GEORGETOWN — Fresh snow and Maine coastal scenery just might be the perfect union. Most winters, if lucky, we enjoy a few brief weeks of good skiing at water’s edge. We are in the midst of such a glorious period right now.
One of the most magnificent coastal skiing experiences outside Acadia National Park just might be the trail system and beaches of Reid State Park.
When conditions allow, the park staff groom the 2.2-mile North Boundary Trail, and the access road leading a mile out to Half Mile Beach. The packed trail is 2 feet wide, but not set with tracks. Despite the lack of set tracks we easily glided through a beautiful evergreen forest. A recent foot-deep snowfall had plastered the northeast side of the trees in white. Loads of sugary snow sat precariously perched on bowed evergreen branches. Dapples of early morning sun tried valiantly to infiltrate the forest.
The park gate opens at 9 a.m. and closes at 4 p.m. Fees are posted at an Iron Ranger: $4.50 per adult with adults over 65 free of charge. Just past the fee station the road splits, with the plowed left fork leading out to Griffith Head and Mile Beach. Follow the right fork a hundred yards and park at the entrance gate for the unplowed park road leading a mile out to Todds Point and Half Mile Beach.

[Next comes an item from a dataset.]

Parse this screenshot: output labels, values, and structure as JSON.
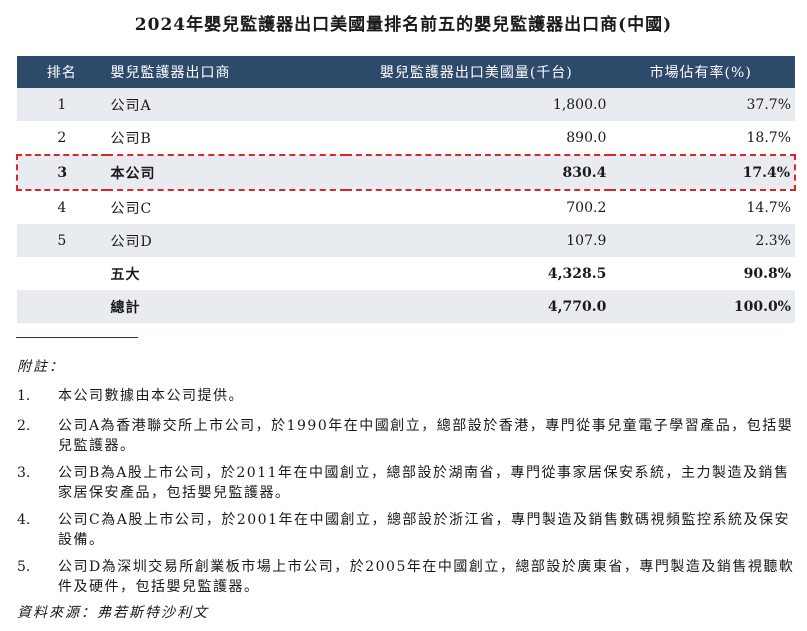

The North Boundary Trail begins at the closed gate. A sign is posted for skiers, and the trail is marked with blue blazes. It loops over gentle terrain back to the road a hundred yards south of where you began. The trail initially follows along the Seguinland Road, passing two ponds on the left. The dead trees on the far side of each pond looked like giant white pipe cleaners sticking up out of the snow.
Once back out onto the park road we headed south, thankful for the sun on our faces on a chilly, but windless morning. Passing through an open section with vast marshes on each side of us we gazed east to the impressive reach of sand dunes separating us from the ocean. From the parking lot we carefully negotiated a snowdrift strewn trail down onto Half Mile Beach.
We were delighted to find a wide ribbon of crusty snow above the tide zone perfect for gliding down the beach to the Little River. There were diamonds sparkling everywhere, on the freshly fallen snow, and on the calm ocean water. Small rollers politely tumbled onto the beach. Distant sea smoke and morning clouds hovered to the east over the water, with a brilliant blue sky above us.
The fortress-like mass of Seguin with its flashing lighthouse beacon rose out of the sea four miles to the southwest. Across the mouth of the Little River a steep hillside of summer cottages and glades of birches stood watch over the ebbing waters. The skiing was exceptional. We skied up and down the beach three times, all the while focused on the beauty of the sea.
Back at the parking lot we skied up beyond the closed bathhouse for views out to sea and up the long sandy slope of Mile Beach. Four miles to the east the unique octagonal structure of Cuckolds Light clung fast to the ledges off of Southport Island. Further to the east the long line of Damariscove Island rose out of the sea.
Once back at our car we drove a few hundred yards out to Griffith Head. Before walking the length of Mile Beach we scampered up onto the tall bluffs adjacent to the parking lot for a look up and down the coast. Many species of ducks had gathered in the protected narrows between a series of ledges below us. Bufflehead, goldeneye, black ducks, and a few immature loons floated along the seaweed-clad rocks.
With our binoculars we scanned the western shoreline of Southport Island trying to see if we could pick out Hendricks Head Light at the mouth of the Sheepscot River. There it was, opposite the quaint fishing community of Five Islands. We were also able to identify the rocky northern headlands of Monhegan Island 15 miles out beyond Damariscove.
We were surprised at how steep Mile Beach was, and walked along water’s edge for the flattest route down the beach. Three men were working back and forth with metal detectors looking for World War II ordnance and coins. A flock of 30 sanderlings provided great entertainment, running back and forth with the ebb and flow of waves. It was amazing how fast they moved. It was as if each bird had consumed a six-pack of Red Bull before gathering on the beach for lunch.
Sanderlings breed in the High Arctic during the brief summer season, and winter along the coast from Maine to Florida. We wondered how it came to be that some of these birds would decide to stay in Maine while others would fly much further south to Florida?
Bring your skis the next time a beach walk is in the plans. With the right snow conditions you may create a ski outing that you will treasure forever.
To get to Reid State Park follow Route 127 approximately 12 miles south from Route 1 in Woolwich. A state park sign is posted just before the right turn onto the Seguinland Road.